The personal benefits of disability insurance are obvious. Lost income can be replaced by disability benefits to help veterinarians maintain their standard of living. Professional overhead expense insurance is another form of insurance that comes into play during a disability. POE insurance helps cover the expenses a practice incurs while the veterinarian is unable to work as a result of a covered disability. If the veterinarian's disability is severe enough to end their career, POE insurance provides the safety net that could help the disabled veterinarian sell the practice or their share without undue financial pressure.
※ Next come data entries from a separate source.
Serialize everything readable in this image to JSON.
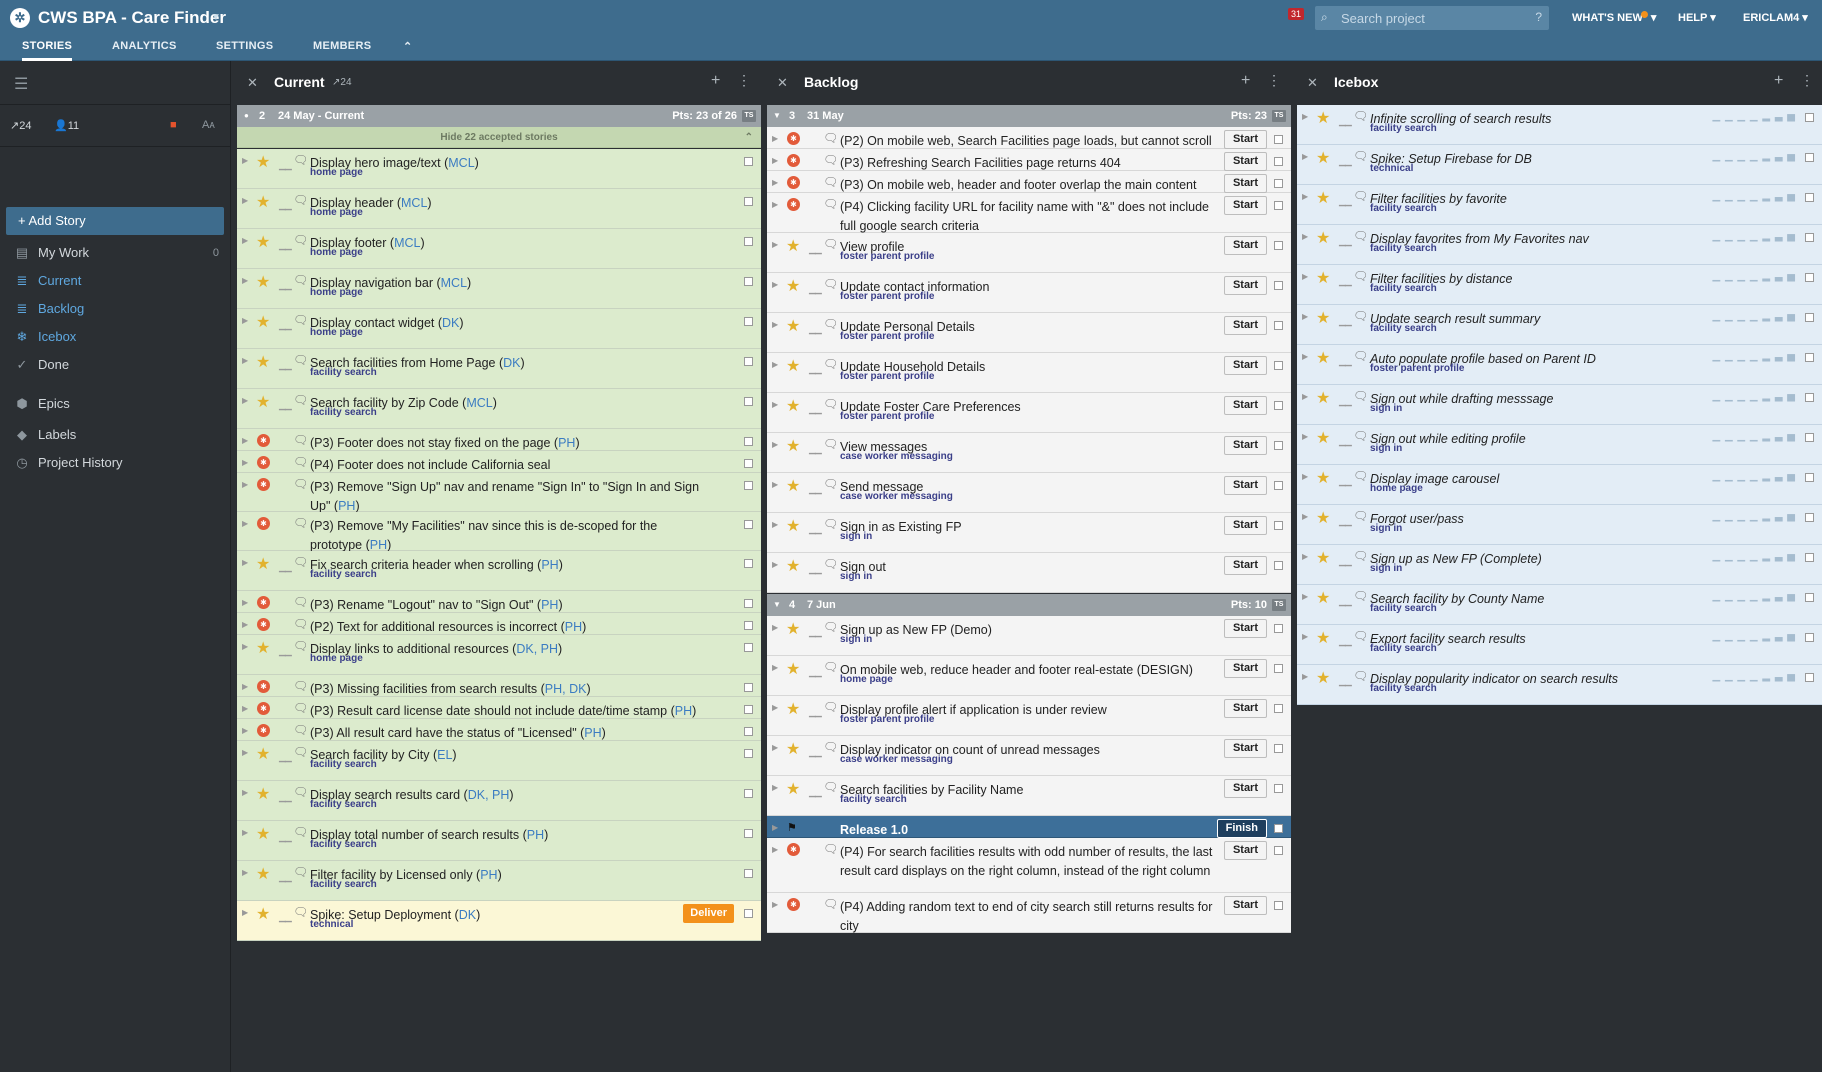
{
  "app": {
    "title": "CWS BPA - Care Finder",
    "notification_count": "31"
  },
  "search": {
    "placeholder": "Search project",
    "help": "?"
  },
  "topnav": {
    "whats_new": "WHAT'S NEW",
    "help": "HELP",
    "user": "ERICLAM4"
  },
  "tabs": [
    "STORIES",
    "ANALYTICS",
    "SETTINGS",
    "MEMBERS"
  ],
  "sidebar": {
    "velocity": "24",
    "members": "11",
    "add_story": "Add Story",
    "items": [
      {
        "label": "My Work",
        "count": "0",
        "icon": "my-work-icon"
      },
      {
        "label": "Current",
        "icon": "list-icon"
      },
      {
        "label": "Backlog",
        "icon": "list-icon"
      },
      {
        "label": "Icebox",
        "icon": "snowflake-icon"
      },
      {
        "label": "Done",
        "icon": "check-icon"
      },
      {
        "label": "Epics",
        "icon": "epics-icon"
      },
      {
        "label": "Labels",
        "icon": "tag-icon"
      },
      {
        "label": "Project History",
        "icon": "clock-icon"
      }
    ]
  },
  "current": {
    "title": "Current",
    "velocity": "24",
    "iteration": {
      "num": "2",
      "date": "24 May - Current",
      "pts": "Pts: 23 of 26",
      "ts": "TS"
    },
    "hide_accepted": "Hide 22 accepted stories",
    "stories": [
      {
        "type": "feature",
        "name": "Display hero image/text (",
        "owner": "MCL",
        "end": ")",
        "label": "home page"
      },
      {
        "type": "feature",
        "name": "Display header (",
        "owner": "MCL",
        "end": ")",
        "label": "home page"
      },
      {
        "type": "feature",
        "name": "Display footer (",
        "owner": "MCL",
        "end": ")",
        "label": "home page"
      },
      {
        "type": "feature",
        "name": "Display navigation bar (",
        "owner": "MCL",
        "end": ")",
        "label": "home page"
      },
      {
        "type": "feature",
        "name": "Display contact widget (",
        "owner": "DK",
        "end": ")",
        "label": "home page"
      },
      {
        "type": "feature",
        "name": "Search facilities from Home Page (",
        "owner": "DK",
        "end": ")",
        "label": "facility search"
      },
      {
        "type": "feature",
        "name": "Search facility by Zip Code (",
        "owner": "MCL",
        "end": ")",
        "label": "facility search"
      },
      {
        "type": "bug",
        "name": "(P3) Footer does not stay fixed on the page (",
        "owner": "PH",
        "end": ")",
        "label": ""
      },
      {
        "type": "bug",
        "name": "(P4) Footer does not include California seal",
        "owner": "",
        "end": "",
        "label": ""
      },
      {
        "type": "bug",
        "name": "(P3) Remove \"Sign Up\" nav and rename \"Sign In\" to \"Sign In and Sign Up\" (",
        "owner": "PH",
        "end": ")",
        "label": ""
      },
      {
        "type": "bug",
        "name": "(P3) Remove \"My Facilities\" nav since this is de-scoped for the prototype (",
        "owner": "PH",
        "end": ")",
        "label": ""
      },
      {
        "type": "feature",
        "name": "Fix search criteria header when scrolling (",
        "owner": "PH",
        "end": ")",
        "label": "facility search"
      },
      {
        "type": "bug",
        "name": "(P3) Rename \"Logout\" nav to \"Sign Out\" (",
        "owner": "PH",
        "end": ")",
        "label": ""
      },
      {
        "type": "bug",
        "name": "(P2) Text for additional resources is incorrect (",
        "owner": "PH",
        "end": ")",
        "label": ""
      },
      {
        "type": "feature",
        "name": "Display links to additional resources (",
        "owner": "DK, PH",
        "end": ")",
        "label": "home page"
      },
      {
        "type": "bug",
        "name": "(P3) Missing facilities from search results (",
        "owner": "PH, DK",
        "end": ")",
        "label": ""
      },
      {
        "type": "bug",
        "name": "(P3) Result card license date should not include date/time stamp (",
        "owner": "PH",
        "end": ")",
        "label": ""
      },
      {
        "type": "bug",
        "name": "(P3) All result card have the status of \"Licensed\" (",
        "owner": "PH",
        "end": ")",
        "label": ""
      },
      {
        "type": "feature",
        "name": "Search facility by City (",
        "owner": "EL",
        "end": ")",
        "label": "facility search"
      },
      {
        "type": "feature",
        "name": "Display search results card (",
        "owner": "DK, PH",
        "end": ")",
        "label": "facility search"
      },
      {
        "type": "feature",
        "name": "Display total number of search results (",
        "owner": "PH",
        "end": ")",
        "label": "facility search"
      },
      {
        "type": "feature",
        "name": "Filter facility by Licensed only (",
        "owner": "PH",
        "end": ")",
        "label": "facility search"
      },
      {
        "type": "feature",
        "name": "Spike: Setup Deployment (",
        "owner": "DK",
        "end": ")",
        "label": "technical",
        "button": "Deliver"
      }
    ]
  },
  "backlog": {
    "title": "Backlog",
    "iterations": [
      {
        "num": "3",
        "date": "31 May",
        "pts": "Pts: 23",
        "ts": "TS"
      },
      {
        "num": "4",
        "date": "7 Jun",
        "pts": "Pts: 10",
        "ts": "TS"
      }
    ],
    "stories1": [
      {
        "type": "bug",
        "name": "(P2) On mobile web, Search Facilities page loads, but cannot scroll",
        "label": "",
        "button": "Start"
      },
      {
        "type": "bug",
        "name": "(P3) Refreshing Search Facilities page returns 404",
        "label": "",
        "button": "Start"
      },
      {
        "type": "bug",
        "name": "(P3) On mobile web, header and footer overlap the main content",
        "label": "",
        "button": "Start"
      },
      {
        "type": "bug",
        "name": "(P4) Clicking facility URL for facility name with \"&\" does not include full google search criteria",
        "label": "",
        "button": "Start"
      },
      {
        "type": "feature",
        "name": "View profile",
        "label": "foster parent profile",
        "button": "Start"
      },
      {
        "type": "feature",
        "name": "Update contact information",
        "label": "foster parent profile",
        "button": "Start"
      },
      {
        "type": "feature",
        "name": "Update Personal Details",
        "label": "foster parent profile",
        "button": "Start"
      },
      {
        "type": "feature",
        "name": "Update Household Details",
        "label": "foster parent profile",
        "button": "Start"
      },
      {
        "type": "feature",
        "name": "Update Foster Care Preferences",
        "label": "foster parent profile",
        "button": "Start"
      },
      {
        "type": "feature",
        "name": "View messages",
        "label": "case worker messaging",
        "button": "Start"
      },
      {
        "type": "feature",
        "name": "Send message",
        "label": "case worker messaging",
        "button": "Start"
      },
      {
        "type": "feature",
        "name": "Sign in as Existing FP",
        "label": "sign in",
        "button": "Start"
      },
      {
        "type": "feature",
        "name": "Sign out",
        "label": "sign in",
        "button": "Start"
      }
    ],
    "stories2": [
      {
        "type": "feature",
        "name": "Sign up as New FP (Demo)",
        "label": "sign in",
        "button": "Start"
      },
      {
        "type": "feature",
        "name": "On mobile web, reduce header and footer real-estate (DESIGN)",
        "label": "home page",
        "button": "Start"
      },
      {
        "type": "feature",
        "name": "Display profile alert if application is under review",
        "label": "foster parent profile",
        "button": "Start"
      },
      {
        "type": "feature",
        "name": "Display indicator on count of unread messages",
        "label": "case worker messaging",
        "button": "Start"
      },
      {
        "type": "feature",
        "name": "Search facilities by Facility Name",
        "label": "facility search",
        "button": "Start"
      },
      {
        "type": "release",
        "name": "Release 1.0",
        "label": "",
        "button": "Finish"
      },
      {
        "type": "bug",
        "name": "(P4) For search facilities results with odd number of results, the last result card displays on the right column, instead of the right column",
        "label": "",
        "button": "Start"
      },
      {
        "type": "bug",
        "name": "(P4) Adding random text to end of city search still returns results for city",
        "label": "",
        "button": "Start"
      }
    ]
  },
  "icebox": {
    "title": "Icebox",
    "stories": [
      {
        "name": "Infinite scrolling of search results",
        "label": "facility search"
      },
      {
        "name": "Spike: Setup Firebase for DB",
        "label": "technical"
      },
      {
        "name": "Filter facilities by favorite",
        "label": "facility search"
      },
      {
        "name": "Display favorites from My Favorites nav",
        "label": "facility search"
      },
      {
        "name": "Filter facilities by distance",
        "label": "facility search"
      },
      {
        "name": "Update search result summary",
        "label": "facility search"
      },
      {
        "name": "Auto populate profile based on Parent ID",
        "label": "foster parent profile"
      },
      {
        "name": "Sign out while drafting messsage",
        "label": "sign in"
      },
      {
        "name": "Sign out while editing profile",
        "label": "sign in"
      },
      {
        "name": "Display image carousel",
        "label": "home page"
      },
      {
        "name": "Forgot user/pass",
        "label": "sign in"
      },
      {
        "name": "Sign up as New FP (Complete)",
        "label": "sign in"
      },
      {
        "name": "Search facility by County Name",
        "label": "facility search"
      },
      {
        "name": "Export facility search results",
        "label": "facility search"
      },
      {
        "name": "Display popularity indicator on search results",
        "label": "facility search"
      }
    ]
  },
  "colors": {
    "header": "#3e6c8d",
    "accepted": "#dcebcd",
    "icebox": "#e3edf6",
    "deliver": "#f3911b",
    "release": "#3d6f99"
  }
}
Payne advised veterinarians to discuss insurance when the practice agreements are being written.
"You can write certain 'triggers' into a buy-sell (practice) agreement," Payne said. "For example, if one veterinarian dies, the proceeds from life insurance held by the partners are designated for buying out the interests of the surviving spouse.
"An agreement might stipulate that, in case of a disabling illness or accident, a veterinarian will draw disability and the practice would draw the POE insurance benefits. Then, at a predetermined date, the partners would buy out the veterinarian who was unable to return to work."
"Nobody wants to be the bad guy," Payne added. "No one wants to tell a disabled partner they can't keep paying them. But having an agreement in place ahead of time establishes a framework for having these difficult discussions."
AVMA GHLIT agents will work with attorneys preparing corporation documents to help structure benefits that protect the practice and its individuals. Payne advised veterinarians who have not reviewed their insurance recently to talk with their agent.
"We have more choices—better choices—today," Payne said. "Our offerings have changed, and odds are the veterinarian's circumstances have changed, too."
"The Trust is becoming more and more proactive to members' needs," Payne said. If a veterinarian has not looked at their plan for a few years, there's a chance they are paying too much, he added.
The GHLIT insurance program is underwritten by New York Life Insurance Company (New York, NY 10010). For more information on the GHLIT plans—including exclusions, limitations, rates, eligibility, and renewal provisions—or to find a GHLIT agent, call the Trust office at (800) 621-6360.